**PROBLEM TO WORK ON**
Across all the records, filter for lines with the word "rest" and copy them.

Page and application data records
· · · ·
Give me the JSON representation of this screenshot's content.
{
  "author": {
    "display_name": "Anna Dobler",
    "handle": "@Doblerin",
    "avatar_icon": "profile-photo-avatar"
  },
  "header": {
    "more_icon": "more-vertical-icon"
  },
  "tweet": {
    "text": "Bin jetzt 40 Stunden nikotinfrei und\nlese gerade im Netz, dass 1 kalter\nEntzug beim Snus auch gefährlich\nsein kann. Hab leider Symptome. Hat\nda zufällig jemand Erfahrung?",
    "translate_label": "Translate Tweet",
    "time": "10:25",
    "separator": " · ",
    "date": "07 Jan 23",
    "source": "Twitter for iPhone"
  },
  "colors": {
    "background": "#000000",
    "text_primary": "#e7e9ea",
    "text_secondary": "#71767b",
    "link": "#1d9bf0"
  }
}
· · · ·
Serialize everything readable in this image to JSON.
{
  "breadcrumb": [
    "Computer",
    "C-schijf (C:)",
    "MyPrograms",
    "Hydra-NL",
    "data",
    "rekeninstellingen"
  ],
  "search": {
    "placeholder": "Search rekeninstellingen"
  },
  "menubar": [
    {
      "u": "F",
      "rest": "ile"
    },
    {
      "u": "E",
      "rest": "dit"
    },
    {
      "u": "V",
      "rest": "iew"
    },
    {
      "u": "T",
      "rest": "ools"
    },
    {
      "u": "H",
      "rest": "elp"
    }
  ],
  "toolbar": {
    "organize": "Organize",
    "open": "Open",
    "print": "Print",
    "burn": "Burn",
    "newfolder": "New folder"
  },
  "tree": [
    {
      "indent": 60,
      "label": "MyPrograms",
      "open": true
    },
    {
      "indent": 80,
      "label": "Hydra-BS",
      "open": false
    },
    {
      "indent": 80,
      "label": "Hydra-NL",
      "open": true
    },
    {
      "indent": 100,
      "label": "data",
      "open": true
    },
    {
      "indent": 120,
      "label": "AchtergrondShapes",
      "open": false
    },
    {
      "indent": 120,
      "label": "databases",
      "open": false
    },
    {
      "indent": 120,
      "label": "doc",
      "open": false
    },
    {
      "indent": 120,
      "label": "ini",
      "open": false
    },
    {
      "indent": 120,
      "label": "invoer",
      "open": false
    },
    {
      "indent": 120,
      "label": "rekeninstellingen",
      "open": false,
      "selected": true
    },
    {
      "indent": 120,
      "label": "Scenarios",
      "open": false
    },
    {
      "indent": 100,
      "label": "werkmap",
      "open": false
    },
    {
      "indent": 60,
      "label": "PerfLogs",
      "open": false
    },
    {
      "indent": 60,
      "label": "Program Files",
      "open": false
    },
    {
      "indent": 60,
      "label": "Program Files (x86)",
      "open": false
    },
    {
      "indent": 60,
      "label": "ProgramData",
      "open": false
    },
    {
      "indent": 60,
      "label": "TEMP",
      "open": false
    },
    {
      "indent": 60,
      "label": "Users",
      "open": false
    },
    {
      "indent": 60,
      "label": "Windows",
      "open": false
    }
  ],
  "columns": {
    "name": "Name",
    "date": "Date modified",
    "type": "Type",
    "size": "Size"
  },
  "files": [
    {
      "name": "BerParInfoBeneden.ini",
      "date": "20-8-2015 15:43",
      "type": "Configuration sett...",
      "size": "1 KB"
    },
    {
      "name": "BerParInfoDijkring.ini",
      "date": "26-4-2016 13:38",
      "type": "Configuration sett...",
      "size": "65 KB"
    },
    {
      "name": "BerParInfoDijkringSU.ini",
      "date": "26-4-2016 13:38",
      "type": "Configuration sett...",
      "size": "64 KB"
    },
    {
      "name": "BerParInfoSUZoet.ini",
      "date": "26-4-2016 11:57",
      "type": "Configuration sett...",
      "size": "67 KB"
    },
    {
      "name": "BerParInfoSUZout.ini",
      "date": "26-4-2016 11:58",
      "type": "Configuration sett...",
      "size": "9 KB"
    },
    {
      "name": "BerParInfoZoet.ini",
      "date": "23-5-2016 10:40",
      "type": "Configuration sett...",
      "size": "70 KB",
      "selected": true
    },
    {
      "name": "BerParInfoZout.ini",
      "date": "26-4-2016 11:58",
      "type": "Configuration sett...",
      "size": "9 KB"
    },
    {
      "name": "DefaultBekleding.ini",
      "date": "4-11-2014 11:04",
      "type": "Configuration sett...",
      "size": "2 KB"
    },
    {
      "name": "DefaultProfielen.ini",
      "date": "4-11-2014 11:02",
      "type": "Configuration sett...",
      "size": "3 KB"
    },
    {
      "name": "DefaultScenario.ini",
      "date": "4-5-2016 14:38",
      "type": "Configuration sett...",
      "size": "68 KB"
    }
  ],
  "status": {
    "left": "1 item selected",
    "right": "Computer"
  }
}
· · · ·
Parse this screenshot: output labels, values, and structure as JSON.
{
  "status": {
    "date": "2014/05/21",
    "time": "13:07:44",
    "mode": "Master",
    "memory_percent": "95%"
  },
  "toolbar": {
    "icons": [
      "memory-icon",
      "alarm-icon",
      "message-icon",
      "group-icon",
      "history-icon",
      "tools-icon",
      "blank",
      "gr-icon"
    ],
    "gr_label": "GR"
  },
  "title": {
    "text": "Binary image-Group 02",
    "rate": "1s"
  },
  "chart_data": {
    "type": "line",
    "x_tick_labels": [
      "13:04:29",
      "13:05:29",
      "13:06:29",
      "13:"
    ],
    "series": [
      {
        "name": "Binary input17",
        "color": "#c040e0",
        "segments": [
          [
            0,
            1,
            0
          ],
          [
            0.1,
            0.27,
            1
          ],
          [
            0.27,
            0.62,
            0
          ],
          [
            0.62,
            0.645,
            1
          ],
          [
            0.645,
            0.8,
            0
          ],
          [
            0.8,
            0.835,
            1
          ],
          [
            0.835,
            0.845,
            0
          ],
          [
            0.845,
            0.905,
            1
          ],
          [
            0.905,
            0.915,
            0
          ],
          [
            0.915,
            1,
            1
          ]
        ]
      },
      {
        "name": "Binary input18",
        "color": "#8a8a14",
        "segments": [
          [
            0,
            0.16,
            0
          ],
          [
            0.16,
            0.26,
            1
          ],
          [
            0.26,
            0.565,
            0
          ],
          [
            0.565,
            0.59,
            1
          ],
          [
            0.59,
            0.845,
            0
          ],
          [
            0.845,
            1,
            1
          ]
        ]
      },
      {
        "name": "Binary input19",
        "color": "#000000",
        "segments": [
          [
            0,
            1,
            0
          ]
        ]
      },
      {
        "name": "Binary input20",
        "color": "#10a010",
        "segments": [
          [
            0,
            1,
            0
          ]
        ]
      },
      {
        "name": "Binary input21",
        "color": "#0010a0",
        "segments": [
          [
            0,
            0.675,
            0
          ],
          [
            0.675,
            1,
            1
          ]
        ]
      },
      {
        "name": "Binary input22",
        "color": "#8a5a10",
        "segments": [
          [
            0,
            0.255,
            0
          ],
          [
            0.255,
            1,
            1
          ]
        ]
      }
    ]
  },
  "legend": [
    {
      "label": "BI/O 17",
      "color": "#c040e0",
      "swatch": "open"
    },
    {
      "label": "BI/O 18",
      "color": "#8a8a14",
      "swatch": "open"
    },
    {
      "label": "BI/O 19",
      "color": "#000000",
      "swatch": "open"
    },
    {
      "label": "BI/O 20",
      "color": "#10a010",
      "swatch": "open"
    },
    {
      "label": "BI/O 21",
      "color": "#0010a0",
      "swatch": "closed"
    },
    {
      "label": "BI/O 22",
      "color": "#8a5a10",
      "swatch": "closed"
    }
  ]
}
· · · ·
**REPLY**
      "rest": "ile"
      "rest": "dit"
      "rest": "iew"
      "rest": "ools"
      "rest": "elp"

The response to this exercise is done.